> WHAT YOU SHOULD DO: The records that follow are to be repeated exactly, in full.

[[ MATERIAL FOR THIS EXERCISE, beginning ]]

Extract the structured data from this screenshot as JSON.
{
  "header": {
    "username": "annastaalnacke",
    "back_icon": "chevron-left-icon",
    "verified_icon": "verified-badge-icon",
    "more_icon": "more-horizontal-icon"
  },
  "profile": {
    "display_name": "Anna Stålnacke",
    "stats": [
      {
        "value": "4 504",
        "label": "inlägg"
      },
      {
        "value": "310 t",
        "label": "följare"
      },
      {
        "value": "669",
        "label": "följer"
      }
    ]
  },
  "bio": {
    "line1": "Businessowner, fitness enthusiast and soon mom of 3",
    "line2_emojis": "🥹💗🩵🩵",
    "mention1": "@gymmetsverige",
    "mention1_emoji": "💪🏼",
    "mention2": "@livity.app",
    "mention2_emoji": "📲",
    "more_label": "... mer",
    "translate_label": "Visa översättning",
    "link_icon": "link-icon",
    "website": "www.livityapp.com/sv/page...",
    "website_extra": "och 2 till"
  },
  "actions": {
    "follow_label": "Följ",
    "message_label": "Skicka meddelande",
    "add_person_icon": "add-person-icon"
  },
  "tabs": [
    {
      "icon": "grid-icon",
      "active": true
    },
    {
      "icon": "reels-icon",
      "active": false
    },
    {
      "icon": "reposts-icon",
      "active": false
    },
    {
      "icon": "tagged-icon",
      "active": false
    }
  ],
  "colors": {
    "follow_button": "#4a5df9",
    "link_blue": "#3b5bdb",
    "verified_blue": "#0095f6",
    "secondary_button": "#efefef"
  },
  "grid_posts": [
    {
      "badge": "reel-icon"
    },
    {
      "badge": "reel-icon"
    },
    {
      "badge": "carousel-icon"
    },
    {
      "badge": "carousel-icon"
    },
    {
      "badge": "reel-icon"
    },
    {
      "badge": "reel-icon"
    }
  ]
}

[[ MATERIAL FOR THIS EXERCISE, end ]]

> RESPONSE TO THE TASK:
Extract the structured data from this screenshot as JSON.
{
  "header": {
    "username": "annastaalnacke",
    "back_icon": "chevron-left-icon",
    "verified_icon": "verified-badge-icon",
    "more_icon": "more-horizontal-icon"
  },
  "profile": {
    "display_name": "Anna Stålnacke",
    "stats": [
      {
        "value": "4 504",
        "label": "inlägg"
      },
      {
        "value": "310 t",
        "label": "följare"
      },
      {
        "value": "669",
        "label": "följer"
      }
    ]
  },
  "bio": {
    "line1": "Businessowner, fitness enthusiast and soon mom of 3",
    "line2_emojis": "🥹💗🩵🩵",
    "mention1": "@gymmetsverige",
    "mention1_emoji": "💪🏼",
    "mention2": "@livity.app",
    "mention2_emoji": "📲",
    "more_label": "... mer",
    "translate_label": "Visa översättning",
    "link_icon": "link-icon",
    "website": "www.livityapp.com/sv/page...",
    "website_extra": "och 2 till"
  },
  "actions": {
    "follow_label": "Följ",
    "message_label": "Skicka meddelande",
    "add_person_icon": "add-person-icon"
  },
  "tabs": [
    {
      "icon": "grid-icon",
      "active": true
    },
    {
      "icon": "reels-icon",
      "active": false
    },
    {
      "icon": "reposts-icon",
      "active": false
    },
    {
      "icon": "tagged-icon",
      "active": false
    }
  ],
  "colors": {
    "follow_button": "#4a5df9",
    "link_blue": "#3b5bdb",
    "verified_blue": "#0095f6",
    "secondary_button": "#efefef"
  },
  "grid_posts": [
    {
      "badge": "reel-icon"
    },
    {
      "badge": "reel-icon"
    },
    {
      "badge": "carousel-icon"
    },
    {
      "badge": "carousel-icon"
    },
    {
      "badge": "reel-icon"
    },
    {
      "badge": "reel-icon"
    }
  ]
}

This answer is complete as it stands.